AIM OF THE EXERCISE – Find the lines below that include the word "with" and state how many there are, adding nothing.

DATA TO USE –
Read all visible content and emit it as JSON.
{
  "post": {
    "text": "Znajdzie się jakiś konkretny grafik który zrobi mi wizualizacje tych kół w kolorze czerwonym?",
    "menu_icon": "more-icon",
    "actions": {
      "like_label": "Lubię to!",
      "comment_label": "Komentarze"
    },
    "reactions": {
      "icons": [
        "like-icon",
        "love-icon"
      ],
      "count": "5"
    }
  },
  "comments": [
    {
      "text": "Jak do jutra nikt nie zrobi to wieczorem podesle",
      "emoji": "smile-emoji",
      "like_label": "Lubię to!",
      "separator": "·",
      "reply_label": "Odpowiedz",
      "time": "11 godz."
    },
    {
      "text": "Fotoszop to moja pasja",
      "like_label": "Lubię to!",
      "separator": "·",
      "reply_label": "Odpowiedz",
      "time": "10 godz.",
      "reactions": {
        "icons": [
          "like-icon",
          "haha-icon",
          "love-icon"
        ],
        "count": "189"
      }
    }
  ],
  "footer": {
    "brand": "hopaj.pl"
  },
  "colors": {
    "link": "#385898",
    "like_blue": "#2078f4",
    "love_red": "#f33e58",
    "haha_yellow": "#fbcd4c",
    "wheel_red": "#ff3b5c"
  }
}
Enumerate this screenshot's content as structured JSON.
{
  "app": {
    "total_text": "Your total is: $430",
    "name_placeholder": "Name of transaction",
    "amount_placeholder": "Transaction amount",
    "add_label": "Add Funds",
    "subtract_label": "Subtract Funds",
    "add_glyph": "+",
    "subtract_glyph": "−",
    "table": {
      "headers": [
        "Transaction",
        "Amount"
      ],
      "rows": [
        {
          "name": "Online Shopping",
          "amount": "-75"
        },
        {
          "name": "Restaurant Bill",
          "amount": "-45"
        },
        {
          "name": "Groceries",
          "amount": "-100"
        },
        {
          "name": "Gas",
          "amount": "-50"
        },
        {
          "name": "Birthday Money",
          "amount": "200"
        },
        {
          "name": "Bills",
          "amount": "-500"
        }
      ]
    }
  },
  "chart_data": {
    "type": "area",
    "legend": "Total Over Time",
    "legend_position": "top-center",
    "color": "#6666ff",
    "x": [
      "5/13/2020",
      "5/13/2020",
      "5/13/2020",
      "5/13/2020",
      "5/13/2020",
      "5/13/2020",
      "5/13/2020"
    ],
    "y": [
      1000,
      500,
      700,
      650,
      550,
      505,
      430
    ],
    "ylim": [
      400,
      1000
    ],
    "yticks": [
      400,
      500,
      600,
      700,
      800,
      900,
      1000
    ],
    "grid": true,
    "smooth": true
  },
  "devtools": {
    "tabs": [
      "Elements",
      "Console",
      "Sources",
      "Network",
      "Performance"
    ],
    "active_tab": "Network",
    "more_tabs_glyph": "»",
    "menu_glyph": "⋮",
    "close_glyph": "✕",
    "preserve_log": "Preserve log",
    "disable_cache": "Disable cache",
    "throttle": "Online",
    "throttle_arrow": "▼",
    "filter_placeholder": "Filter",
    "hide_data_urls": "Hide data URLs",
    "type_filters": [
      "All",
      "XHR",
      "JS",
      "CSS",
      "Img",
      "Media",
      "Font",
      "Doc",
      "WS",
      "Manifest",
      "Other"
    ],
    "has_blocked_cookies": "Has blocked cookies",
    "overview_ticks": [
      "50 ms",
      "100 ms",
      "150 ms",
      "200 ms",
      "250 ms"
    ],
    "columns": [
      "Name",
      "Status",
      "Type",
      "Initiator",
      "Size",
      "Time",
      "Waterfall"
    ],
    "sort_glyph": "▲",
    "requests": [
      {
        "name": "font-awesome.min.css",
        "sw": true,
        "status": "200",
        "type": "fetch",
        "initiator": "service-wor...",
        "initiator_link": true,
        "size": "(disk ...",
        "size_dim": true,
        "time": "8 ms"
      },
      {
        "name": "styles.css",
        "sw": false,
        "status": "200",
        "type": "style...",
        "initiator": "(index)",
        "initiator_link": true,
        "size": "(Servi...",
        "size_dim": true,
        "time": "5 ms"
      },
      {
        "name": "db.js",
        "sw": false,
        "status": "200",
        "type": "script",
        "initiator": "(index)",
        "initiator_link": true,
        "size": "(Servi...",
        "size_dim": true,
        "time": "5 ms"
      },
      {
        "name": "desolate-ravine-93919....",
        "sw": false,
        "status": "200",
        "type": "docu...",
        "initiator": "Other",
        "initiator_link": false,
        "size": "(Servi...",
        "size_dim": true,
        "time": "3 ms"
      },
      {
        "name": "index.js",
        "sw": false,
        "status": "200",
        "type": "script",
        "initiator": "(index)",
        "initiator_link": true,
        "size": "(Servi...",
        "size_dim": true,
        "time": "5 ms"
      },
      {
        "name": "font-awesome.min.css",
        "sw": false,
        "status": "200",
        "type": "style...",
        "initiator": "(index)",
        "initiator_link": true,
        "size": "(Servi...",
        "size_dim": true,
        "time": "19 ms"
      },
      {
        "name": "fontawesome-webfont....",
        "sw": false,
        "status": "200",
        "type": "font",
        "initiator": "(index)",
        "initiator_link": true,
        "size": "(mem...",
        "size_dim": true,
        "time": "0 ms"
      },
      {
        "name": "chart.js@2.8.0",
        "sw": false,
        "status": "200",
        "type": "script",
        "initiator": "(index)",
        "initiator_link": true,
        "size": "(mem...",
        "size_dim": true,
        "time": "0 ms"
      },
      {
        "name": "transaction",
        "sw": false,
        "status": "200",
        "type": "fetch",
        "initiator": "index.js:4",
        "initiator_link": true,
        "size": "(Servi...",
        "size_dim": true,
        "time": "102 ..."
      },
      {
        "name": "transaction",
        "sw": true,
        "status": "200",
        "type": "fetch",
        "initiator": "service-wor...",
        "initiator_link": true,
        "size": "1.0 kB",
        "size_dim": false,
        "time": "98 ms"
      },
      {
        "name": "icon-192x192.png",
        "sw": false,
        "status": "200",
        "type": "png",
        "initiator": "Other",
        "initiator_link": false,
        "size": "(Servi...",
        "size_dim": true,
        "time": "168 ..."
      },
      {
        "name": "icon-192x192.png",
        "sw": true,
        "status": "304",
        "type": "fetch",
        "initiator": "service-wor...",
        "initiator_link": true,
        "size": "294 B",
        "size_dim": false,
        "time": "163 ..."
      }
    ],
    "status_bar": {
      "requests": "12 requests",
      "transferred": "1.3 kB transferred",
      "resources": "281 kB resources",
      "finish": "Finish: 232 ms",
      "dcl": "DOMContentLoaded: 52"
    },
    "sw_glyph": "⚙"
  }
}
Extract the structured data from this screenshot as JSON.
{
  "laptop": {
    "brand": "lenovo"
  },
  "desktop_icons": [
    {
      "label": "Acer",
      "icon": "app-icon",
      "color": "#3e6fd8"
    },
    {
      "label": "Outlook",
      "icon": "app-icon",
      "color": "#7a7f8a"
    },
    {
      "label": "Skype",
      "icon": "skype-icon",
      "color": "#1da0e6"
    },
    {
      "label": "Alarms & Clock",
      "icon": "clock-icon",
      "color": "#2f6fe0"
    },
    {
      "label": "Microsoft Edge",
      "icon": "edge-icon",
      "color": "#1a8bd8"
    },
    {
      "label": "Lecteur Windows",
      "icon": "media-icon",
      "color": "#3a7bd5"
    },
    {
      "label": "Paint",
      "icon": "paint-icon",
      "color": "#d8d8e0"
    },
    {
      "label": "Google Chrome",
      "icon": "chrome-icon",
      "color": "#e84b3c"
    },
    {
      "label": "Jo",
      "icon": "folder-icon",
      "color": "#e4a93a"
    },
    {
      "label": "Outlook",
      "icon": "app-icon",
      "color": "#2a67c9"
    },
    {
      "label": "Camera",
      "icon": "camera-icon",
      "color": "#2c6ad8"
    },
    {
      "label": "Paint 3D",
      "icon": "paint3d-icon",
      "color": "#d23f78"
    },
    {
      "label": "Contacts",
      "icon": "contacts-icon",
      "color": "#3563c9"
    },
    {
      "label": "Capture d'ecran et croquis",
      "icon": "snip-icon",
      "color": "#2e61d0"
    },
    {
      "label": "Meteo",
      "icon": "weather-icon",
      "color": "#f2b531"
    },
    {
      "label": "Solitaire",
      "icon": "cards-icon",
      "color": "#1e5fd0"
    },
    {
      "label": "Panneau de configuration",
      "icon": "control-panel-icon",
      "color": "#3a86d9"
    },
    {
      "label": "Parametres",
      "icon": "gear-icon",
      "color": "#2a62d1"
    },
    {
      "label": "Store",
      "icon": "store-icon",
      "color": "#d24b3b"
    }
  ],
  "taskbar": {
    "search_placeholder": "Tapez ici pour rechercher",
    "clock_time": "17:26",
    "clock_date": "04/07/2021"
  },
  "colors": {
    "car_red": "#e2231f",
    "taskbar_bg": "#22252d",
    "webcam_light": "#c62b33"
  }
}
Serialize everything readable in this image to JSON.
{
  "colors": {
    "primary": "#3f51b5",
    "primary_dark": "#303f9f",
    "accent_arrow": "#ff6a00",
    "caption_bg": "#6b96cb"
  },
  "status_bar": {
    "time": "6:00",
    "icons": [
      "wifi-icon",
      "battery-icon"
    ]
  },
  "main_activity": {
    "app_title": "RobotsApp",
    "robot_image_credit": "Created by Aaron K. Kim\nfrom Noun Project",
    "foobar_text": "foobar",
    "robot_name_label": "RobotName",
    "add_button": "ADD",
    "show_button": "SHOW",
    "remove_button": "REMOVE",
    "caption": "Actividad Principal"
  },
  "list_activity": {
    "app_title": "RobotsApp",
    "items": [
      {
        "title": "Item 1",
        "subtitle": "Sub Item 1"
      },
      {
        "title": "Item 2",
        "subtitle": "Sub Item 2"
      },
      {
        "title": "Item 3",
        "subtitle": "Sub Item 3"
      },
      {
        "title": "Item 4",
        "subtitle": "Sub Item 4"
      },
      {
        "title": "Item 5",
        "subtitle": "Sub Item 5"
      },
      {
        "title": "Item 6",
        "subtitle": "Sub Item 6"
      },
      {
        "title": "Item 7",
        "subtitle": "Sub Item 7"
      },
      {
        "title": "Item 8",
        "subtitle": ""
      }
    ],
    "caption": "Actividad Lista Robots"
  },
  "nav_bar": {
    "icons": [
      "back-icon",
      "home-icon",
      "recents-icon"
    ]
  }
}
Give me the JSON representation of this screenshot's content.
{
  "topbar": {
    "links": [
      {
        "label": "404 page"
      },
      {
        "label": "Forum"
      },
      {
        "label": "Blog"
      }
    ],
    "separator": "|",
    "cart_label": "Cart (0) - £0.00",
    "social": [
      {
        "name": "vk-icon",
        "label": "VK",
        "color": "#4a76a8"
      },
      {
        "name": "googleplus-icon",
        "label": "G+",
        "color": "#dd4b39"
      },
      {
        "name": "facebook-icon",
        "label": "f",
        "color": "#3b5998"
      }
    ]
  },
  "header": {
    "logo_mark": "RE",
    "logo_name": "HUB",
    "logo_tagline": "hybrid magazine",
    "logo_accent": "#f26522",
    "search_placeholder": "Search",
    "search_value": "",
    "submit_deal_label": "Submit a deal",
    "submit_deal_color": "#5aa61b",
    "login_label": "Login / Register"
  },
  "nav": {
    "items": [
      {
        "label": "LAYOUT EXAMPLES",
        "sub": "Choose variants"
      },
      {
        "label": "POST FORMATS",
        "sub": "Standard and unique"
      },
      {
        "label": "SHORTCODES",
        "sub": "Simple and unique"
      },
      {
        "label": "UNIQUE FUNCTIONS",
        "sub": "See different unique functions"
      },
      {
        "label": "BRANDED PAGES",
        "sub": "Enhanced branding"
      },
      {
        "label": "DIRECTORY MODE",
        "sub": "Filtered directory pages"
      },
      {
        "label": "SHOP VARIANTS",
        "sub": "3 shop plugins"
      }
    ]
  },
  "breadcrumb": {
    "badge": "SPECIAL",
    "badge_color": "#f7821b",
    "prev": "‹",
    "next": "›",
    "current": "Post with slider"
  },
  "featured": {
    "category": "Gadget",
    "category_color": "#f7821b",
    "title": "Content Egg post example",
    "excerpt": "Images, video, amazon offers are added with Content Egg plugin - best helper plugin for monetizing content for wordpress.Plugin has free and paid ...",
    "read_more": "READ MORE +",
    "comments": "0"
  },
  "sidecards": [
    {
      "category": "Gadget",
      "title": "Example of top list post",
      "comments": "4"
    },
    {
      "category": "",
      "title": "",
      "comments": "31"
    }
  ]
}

WRITTEN SOLUTION – 2